> Aim of the exercise
Only lines with the word "data" are needed; collect each of them from the listing below.
● ● ●
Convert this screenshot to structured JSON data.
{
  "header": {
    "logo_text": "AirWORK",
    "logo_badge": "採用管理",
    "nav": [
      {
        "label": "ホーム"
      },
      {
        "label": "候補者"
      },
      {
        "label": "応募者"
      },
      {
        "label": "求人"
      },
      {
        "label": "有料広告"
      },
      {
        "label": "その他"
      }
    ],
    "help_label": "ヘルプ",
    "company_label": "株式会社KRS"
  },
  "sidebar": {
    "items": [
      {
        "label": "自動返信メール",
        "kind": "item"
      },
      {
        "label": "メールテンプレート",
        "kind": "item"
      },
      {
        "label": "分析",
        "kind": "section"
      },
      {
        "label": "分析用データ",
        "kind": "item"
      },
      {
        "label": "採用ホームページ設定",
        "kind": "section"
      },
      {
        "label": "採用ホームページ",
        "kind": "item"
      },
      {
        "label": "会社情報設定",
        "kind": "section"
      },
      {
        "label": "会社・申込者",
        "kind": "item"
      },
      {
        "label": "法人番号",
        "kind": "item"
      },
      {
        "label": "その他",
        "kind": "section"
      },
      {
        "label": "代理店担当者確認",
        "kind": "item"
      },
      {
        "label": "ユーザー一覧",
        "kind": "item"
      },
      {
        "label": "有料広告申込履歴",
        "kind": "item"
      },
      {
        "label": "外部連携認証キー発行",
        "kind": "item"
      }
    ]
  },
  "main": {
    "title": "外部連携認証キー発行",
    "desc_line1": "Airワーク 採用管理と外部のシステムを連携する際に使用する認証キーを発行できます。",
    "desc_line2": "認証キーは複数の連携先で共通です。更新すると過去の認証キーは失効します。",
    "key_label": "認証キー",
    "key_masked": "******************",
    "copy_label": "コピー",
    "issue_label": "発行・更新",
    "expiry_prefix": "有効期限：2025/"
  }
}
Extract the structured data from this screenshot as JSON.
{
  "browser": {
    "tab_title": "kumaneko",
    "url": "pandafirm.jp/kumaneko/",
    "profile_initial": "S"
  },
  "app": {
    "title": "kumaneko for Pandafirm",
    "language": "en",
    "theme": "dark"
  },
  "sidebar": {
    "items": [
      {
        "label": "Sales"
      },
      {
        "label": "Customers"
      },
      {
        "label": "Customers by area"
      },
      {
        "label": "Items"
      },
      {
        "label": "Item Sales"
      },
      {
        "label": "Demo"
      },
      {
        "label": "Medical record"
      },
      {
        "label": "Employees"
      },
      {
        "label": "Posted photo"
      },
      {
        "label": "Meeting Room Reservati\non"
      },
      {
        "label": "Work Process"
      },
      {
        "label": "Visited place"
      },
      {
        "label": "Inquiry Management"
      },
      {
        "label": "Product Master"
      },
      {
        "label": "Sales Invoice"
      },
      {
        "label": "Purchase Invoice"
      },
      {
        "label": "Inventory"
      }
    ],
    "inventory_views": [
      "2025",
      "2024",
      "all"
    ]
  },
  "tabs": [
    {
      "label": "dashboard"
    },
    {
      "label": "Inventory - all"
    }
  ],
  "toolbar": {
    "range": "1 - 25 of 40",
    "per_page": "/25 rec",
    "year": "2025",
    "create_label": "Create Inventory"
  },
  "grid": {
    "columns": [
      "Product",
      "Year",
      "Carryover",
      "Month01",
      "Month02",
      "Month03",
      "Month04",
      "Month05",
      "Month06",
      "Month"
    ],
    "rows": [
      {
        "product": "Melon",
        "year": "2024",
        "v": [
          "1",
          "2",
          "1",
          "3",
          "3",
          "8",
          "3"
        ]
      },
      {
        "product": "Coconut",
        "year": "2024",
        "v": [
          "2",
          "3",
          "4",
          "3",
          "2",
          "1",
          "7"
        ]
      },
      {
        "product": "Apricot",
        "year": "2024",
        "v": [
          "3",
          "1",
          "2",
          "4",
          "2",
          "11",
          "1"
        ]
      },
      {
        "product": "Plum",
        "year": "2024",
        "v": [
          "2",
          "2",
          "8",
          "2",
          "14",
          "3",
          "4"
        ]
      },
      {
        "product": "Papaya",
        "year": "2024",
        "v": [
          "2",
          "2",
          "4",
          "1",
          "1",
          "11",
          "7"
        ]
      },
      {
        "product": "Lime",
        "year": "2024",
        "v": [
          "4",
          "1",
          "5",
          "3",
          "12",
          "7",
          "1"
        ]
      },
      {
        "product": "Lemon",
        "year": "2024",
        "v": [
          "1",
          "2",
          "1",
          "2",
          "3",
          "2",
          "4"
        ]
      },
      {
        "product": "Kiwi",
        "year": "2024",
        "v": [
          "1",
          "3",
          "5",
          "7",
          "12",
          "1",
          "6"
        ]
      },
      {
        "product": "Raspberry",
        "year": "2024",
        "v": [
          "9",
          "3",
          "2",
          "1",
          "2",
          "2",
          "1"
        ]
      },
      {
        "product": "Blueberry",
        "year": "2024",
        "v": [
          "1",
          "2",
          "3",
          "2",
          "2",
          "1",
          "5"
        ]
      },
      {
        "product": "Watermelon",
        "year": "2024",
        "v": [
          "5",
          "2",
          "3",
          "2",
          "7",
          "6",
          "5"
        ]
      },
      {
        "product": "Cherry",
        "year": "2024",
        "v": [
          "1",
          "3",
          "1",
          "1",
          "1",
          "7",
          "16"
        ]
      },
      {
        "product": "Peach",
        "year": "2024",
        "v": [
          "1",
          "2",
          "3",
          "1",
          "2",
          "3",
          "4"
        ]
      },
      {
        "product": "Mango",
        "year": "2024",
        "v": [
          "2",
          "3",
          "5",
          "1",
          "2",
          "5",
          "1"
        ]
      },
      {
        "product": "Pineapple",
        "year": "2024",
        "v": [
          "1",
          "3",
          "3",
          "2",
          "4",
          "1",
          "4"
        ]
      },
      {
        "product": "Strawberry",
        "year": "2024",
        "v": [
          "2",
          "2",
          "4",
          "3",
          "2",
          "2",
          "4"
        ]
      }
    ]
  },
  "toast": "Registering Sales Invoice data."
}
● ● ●
> Task answer
Convert this screenshot to structured JSON data.
Extract the structured data from this screenshot as JSON.
  "toast": "Registering Sales Invoice data."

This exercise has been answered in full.